Data records for software interfaces
# # # #
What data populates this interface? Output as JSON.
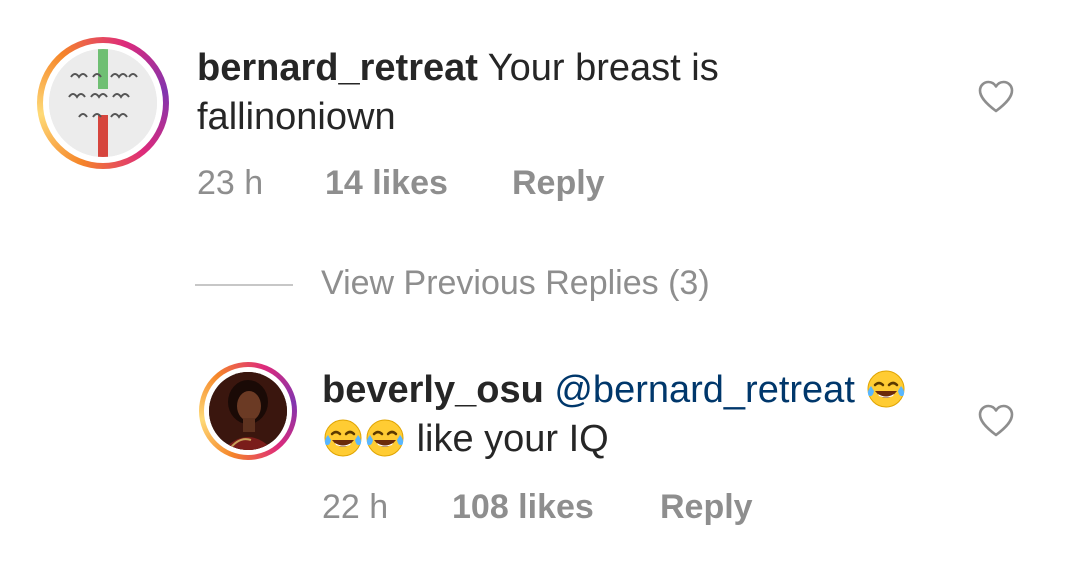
{
  "comments": [
    {
      "username": "bernard_retreat",
      "text": "Your breast is fallinoniown",
      "time": "23 h",
      "likes": "14 likes",
      "reply_label": "Reply",
      "avatar": "sign-language-hands-avatar",
      "liked": false
    },
    {
      "username": "beverly_osu",
      "mention": "@bernard_retreat",
      "text": "like your IQ",
      "emoji": "face-with-tears-of-joy",
      "time": "22 h",
      "likes": "108 likes",
      "reply_label": "Reply",
      "avatar": "woman-portrait-avatar",
      "liked": false
    }
  ],
  "view_previous_replies": "View Previous Replies (3)",
  "colors": {
    "text": "#262626",
    "secondary": "#8e8e8e",
    "mention": "#00376b",
    "story_ring_start": "#f58529",
    "story_ring_end": "#dd2a7b"
  },
  "icons": [
    "heart-icon",
    "heart-icon"
  ]
}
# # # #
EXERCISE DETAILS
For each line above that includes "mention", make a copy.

SOLUTION TO THIS TASK
      "mention": "@bernard_retreat",
    "mention": "#00376b",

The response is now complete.